▶ [Goal of the exercise]: For the string "checking", state the number of lines in the data that contain it, and nothing else.

▶ [Element data from apps and pages]:
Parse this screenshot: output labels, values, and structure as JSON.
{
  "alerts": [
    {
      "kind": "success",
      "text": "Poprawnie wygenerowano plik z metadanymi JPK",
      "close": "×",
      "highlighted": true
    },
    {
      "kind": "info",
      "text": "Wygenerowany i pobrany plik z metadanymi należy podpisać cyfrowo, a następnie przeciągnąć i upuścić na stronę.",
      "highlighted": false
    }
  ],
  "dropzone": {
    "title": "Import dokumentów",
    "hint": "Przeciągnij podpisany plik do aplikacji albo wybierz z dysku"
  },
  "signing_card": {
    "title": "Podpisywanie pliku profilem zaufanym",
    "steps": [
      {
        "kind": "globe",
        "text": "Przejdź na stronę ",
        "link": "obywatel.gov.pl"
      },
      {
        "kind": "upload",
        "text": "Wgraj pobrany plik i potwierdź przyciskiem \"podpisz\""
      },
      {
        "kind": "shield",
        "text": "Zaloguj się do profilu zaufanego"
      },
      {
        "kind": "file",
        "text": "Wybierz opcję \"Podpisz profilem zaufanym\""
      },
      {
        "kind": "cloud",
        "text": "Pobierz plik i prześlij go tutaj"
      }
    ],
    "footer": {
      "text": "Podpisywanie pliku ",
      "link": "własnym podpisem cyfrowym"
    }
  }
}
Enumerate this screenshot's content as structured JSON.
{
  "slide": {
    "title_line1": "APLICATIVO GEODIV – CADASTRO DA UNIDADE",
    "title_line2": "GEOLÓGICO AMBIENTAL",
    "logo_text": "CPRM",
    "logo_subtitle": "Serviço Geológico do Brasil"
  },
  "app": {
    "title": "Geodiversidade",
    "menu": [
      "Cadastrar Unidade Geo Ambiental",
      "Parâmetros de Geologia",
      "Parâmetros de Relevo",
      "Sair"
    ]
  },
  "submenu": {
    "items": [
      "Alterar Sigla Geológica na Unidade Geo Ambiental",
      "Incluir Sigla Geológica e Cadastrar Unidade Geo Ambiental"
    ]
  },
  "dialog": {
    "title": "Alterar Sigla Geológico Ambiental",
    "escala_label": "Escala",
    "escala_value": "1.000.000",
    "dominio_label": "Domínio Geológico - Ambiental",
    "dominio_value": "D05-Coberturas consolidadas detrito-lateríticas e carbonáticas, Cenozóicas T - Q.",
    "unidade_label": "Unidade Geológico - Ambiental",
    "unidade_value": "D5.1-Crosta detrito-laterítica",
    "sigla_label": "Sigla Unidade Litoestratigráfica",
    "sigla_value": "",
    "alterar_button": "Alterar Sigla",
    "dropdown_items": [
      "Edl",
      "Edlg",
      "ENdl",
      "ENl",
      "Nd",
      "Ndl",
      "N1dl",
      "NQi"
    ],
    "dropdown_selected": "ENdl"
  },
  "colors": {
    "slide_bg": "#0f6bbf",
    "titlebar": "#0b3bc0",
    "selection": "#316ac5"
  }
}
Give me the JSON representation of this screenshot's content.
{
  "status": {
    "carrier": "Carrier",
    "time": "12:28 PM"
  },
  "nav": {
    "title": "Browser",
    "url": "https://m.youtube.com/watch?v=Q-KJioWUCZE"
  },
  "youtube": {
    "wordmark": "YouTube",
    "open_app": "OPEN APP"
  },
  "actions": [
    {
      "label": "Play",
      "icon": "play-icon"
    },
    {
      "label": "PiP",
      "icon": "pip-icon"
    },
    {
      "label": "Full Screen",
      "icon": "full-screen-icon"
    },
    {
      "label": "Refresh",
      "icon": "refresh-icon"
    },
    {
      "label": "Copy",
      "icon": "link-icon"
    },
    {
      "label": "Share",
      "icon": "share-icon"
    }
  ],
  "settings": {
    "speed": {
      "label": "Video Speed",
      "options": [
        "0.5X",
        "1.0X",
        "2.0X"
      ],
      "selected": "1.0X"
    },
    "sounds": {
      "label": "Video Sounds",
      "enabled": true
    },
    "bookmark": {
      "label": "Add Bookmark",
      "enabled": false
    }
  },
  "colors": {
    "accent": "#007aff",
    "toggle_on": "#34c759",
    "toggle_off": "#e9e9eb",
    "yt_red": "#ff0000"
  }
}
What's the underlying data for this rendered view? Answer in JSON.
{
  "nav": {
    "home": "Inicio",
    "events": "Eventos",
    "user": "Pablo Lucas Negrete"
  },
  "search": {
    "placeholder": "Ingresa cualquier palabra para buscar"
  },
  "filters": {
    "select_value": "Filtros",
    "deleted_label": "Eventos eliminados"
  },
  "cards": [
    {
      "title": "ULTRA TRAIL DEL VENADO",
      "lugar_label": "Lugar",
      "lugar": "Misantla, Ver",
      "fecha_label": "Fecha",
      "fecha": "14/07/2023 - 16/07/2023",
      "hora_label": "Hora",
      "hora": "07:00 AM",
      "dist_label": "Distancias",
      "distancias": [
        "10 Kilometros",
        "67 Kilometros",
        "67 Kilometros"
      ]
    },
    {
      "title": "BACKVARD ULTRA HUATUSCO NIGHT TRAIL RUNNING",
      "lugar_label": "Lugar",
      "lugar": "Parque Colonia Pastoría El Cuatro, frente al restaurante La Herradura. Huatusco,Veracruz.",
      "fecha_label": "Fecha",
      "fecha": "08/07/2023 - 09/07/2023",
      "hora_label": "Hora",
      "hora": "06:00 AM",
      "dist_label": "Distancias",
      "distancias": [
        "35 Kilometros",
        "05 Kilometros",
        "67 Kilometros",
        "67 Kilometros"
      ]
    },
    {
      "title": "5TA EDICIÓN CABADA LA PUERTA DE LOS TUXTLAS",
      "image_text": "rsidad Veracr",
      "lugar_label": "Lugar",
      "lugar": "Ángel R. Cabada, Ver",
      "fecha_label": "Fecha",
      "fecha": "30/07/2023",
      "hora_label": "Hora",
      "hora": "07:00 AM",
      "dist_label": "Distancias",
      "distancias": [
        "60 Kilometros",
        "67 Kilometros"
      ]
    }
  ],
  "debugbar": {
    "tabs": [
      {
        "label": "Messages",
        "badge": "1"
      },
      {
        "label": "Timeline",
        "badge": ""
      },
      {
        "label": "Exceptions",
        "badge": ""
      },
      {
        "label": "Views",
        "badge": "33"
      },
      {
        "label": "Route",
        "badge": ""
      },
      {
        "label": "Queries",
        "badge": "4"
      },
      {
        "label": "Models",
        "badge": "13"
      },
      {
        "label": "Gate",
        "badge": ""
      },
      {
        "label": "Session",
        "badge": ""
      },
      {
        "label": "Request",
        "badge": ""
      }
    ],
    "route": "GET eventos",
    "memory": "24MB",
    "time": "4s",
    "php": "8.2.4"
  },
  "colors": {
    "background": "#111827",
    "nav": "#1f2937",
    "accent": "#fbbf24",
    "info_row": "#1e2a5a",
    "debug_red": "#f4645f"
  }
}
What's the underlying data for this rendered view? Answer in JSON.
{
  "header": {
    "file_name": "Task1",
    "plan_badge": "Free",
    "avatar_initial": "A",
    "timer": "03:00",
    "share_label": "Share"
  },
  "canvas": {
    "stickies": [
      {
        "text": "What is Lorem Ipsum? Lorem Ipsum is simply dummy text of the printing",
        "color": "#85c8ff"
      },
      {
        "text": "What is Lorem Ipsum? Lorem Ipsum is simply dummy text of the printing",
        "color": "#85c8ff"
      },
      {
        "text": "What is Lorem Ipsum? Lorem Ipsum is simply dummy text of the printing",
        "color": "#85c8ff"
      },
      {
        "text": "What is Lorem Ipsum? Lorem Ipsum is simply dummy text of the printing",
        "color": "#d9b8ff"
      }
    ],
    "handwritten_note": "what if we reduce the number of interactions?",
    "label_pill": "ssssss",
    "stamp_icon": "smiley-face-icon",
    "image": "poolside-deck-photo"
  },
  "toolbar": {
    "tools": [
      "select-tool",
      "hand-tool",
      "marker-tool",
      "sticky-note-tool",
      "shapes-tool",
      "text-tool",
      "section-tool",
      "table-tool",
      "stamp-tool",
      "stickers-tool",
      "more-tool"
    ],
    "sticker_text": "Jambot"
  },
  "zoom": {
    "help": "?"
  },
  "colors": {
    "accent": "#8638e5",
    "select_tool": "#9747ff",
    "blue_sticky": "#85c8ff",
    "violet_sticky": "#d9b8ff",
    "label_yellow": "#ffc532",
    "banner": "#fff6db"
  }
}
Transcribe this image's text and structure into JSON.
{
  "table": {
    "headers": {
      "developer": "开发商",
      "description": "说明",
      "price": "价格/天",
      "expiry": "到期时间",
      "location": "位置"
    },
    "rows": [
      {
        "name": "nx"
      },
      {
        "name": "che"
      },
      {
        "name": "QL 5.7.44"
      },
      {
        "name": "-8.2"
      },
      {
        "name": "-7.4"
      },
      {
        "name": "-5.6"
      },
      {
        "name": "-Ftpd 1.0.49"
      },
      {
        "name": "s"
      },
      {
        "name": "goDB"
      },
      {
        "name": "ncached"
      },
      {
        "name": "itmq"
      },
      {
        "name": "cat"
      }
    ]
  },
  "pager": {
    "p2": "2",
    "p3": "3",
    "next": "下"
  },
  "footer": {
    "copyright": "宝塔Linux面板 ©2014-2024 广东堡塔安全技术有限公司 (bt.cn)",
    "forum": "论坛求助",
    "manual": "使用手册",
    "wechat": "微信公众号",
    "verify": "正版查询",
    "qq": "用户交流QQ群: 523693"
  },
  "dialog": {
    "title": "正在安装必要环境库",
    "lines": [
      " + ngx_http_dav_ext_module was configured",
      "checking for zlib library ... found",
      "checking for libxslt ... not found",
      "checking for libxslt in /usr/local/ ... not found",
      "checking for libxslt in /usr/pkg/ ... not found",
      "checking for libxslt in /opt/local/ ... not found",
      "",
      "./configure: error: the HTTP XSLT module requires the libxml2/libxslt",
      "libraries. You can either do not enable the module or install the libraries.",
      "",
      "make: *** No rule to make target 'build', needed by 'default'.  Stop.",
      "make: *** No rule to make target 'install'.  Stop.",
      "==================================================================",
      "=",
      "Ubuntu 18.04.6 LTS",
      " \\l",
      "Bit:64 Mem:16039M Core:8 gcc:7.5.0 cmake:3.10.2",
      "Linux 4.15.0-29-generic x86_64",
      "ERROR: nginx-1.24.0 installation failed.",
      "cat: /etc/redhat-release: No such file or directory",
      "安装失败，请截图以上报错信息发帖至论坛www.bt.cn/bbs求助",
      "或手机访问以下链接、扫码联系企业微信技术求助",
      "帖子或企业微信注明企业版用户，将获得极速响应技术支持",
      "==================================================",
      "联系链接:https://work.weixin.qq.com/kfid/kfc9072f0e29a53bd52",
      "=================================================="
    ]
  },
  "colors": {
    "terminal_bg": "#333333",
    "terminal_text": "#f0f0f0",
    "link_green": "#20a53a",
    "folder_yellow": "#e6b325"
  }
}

▶ [Task solution]: 5